== Segment start ==

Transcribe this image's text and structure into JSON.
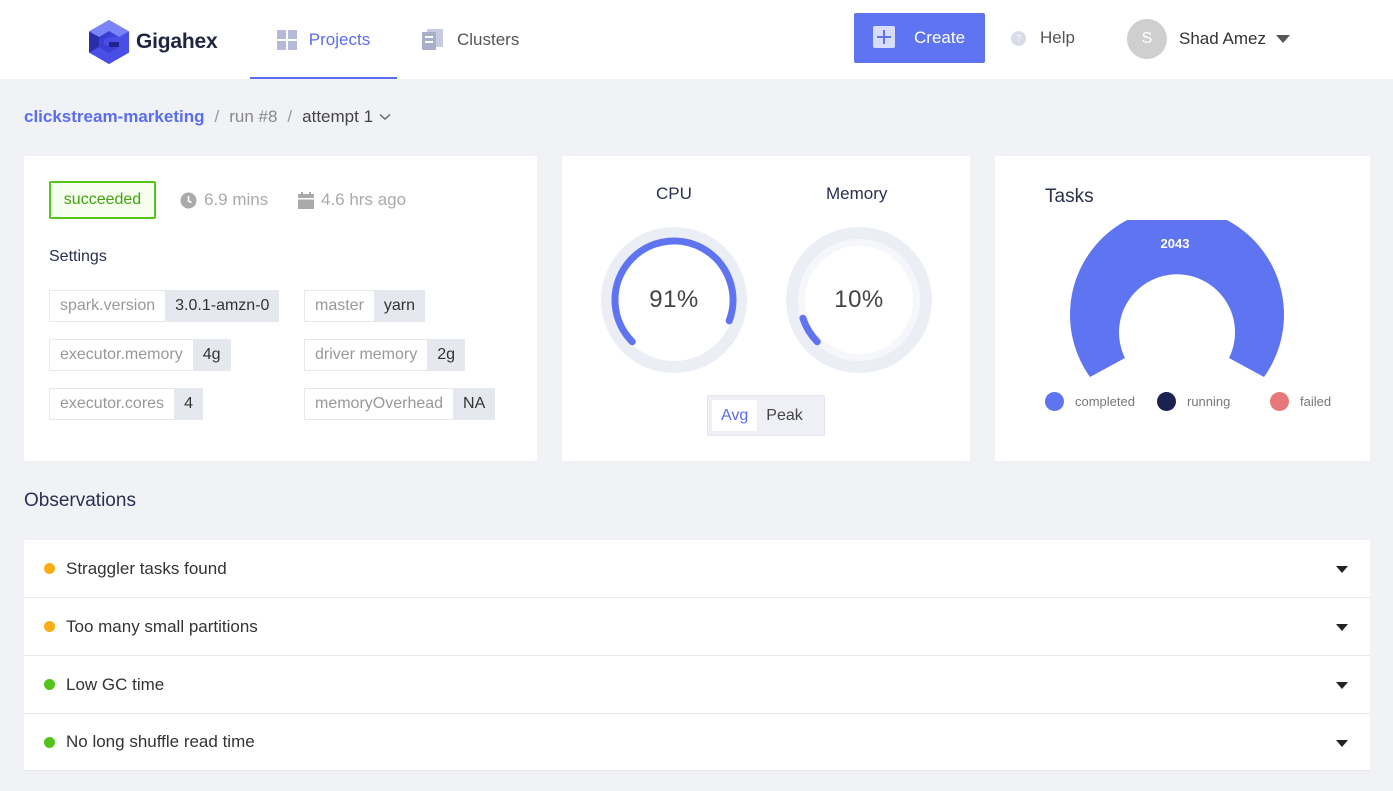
{
  "brand": {
    "name": "Gigahex"
  },
  "nav": {
    "projects": "Projects",
    "clusters": "Clusters"
  },
  "header": {
    "create_label": "Create",
    "help_label": "Help",
    "user_initial": "S",
    "user_name": "Shad Amez"
  },
  "breadcrumb": {
    "project": "clickstream-marketing",
    "sep": "/",
    "run": "run #8",
    "attempt": "attempt 1"
  },
  "run": {
    "status": "succeeded",
    "duration": "6.9 mins",
    "started_ago": "4.6 hrs ago"
  },
  "settings": {
    "title": "Settings",
    "items": [
      {
        "key": "spark.version",
        "value": "3.0.1-amzn-0"
      },
      {
        "key": "master",
        "value": "yarn"
      },
      {
        "key": "executor.memory",
        "value": "4g"
      },
      {
        "key": "driver memory",
        "value": "2g"
      },
      {
        "key": "executor.cores",
        "value": "4"
      },
      {
        "key": "memoryOverhead",
        "value": "NA"
      }
    ]
  },
  "usage": {
    "cpu": {
      "label": "CPU",
      "value_text": "91%",
      "fraction": 0.91
    },
    "memory": {
      "label": "Memory",
      "value_text": "10%",
      "fraction": 0.1
    },
    "toggle": {
      "options": [
        "Avg",
        "Peak"
      ],
      "selected": "Avg"
    }
  },
  "tasks": {
    "title": "Tasks",
    "completed_count": "2043",
    "legend": [
      {
        "label": "completed",
        "color": "#5f74f0"
      },
      {
        "label": "running",
        "color": "#1b2150"
      },
      {
        "label": "failed",
        "color": "#e8777a"
      }
    ]
  },
  "observations": {
    "title": "Observations",
    "items": [
      {
        "label": "Straggler tasks found",
        "status_color": "#faad14"
      },
      {
        "label": "Too many small partitions",
        "status_color": "#faad14"
      },
      {
        "label": "Low GC time",
        "status_color": "#52c41a"
      },
      {
        "label": "No long shuffle read time",
        "status_color": "#52c41a"
      }
    ]
  },
  "colors": {
    "accent": "#5f74f0",
    "success": "#52c41a",
    "warning": "#faad14"
  },
  "icons": [
    "gigahex-logo-icon",
    "grid-icon",
    "server-icon",
    "plus-icon",
    "question-icon",
    "chevron-down-icon",
    "clock-icon",
    "calendar-icon",
    "caret-down-icon"
  ]
}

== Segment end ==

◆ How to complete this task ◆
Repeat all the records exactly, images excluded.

◆ Solution to the problem ◆
Transcribe this image's text and structure into JSON.
{
  "brand": {
    "name": "Gigahex"
  },
  "nav": {
    "projects": "Projects",
    "clusters": "Clusters"
  },
  "header": {
    "create_label": "Create",
    "help_label": "Help",
    "user_initial": "S",
    "user_name": "Shad Amez"
  },
  "breadcrumb": {
    "project": "clickstream-marketing",
    "sep": "/",
    "run": "run #8",
    "attempt": "attempt 1"
  },
  "run": {
    "status": "succeeded",
    "duration": "6.9 mins",
    "started_ago": "4.6 hrs ago"
  },
  "settings": {
    "title": "Settings",
    "items": [
      {
        "key": "spark.version",
        "value": "3.0.1-amzn-0"
      },
      {
        "key": "master",
        "value": "yarn"
      },
      {
        "key": "executor.memory",
        "value": "4g"
      },
      {
        "key": "driver memory",
        "value": "2g"
      },
      {
        "key": "executor.cores",
        "value": "4"
      },
      {
        "key": "memoryOverhead",
        "value": "NA"
      }
    ]
  },
  "usage": {
    "cpu": {
      "label": "CPU",
      "value_text": "91%",
      "fraction": 0.91
    },
    "memory": {
      "label": "Memory",
      "value_text": "10%",
      "fraction": 0.1
    },
    "toggle": {
      "options": [
        "Avg",
        "Peak"
      ],
      "selected": "Avg"
    }
  },
  "tasks": {
    "title": "Tasks",
    "completed_count": "2043",
    "legend": [
      {
        "label": "completed",
        "color": "#5f74f0"
      },
      {
        "label": "running",
        "color": "#1b2150"
      },
      {
        "label": "failed",
        "color": "#e8777a"
      }
    ]
  },
  "observations": {
    "title": "Observations",
    "items": [
      {
        "label": "Straggler tasks found",
        "status_color": "#faad14"
      },
      {
        "label": "Too many small partitions",
        "status_color": "#faad14"
      },
      {
        "label": "Low GC time",
        "status_color": "#52c41a"
      },
      {
        "label": "No long shuffle read time",
        "status_color": "#52c41a"
      }
    ]
  },
  "colors": {
    "accent": "#5f74f0",
    "success": "#52c41a",
    "warning": "#faad14"
  },
  "icons": [
    "gigahex-logo-icon",
    "grid-icon",
    "server-icon",
    "plus-icon",
    "question-icon",
    "chevron-down-icon",
    "clock-icon",
    "calendar-icon",
    "caret-down-icon"
  ]
}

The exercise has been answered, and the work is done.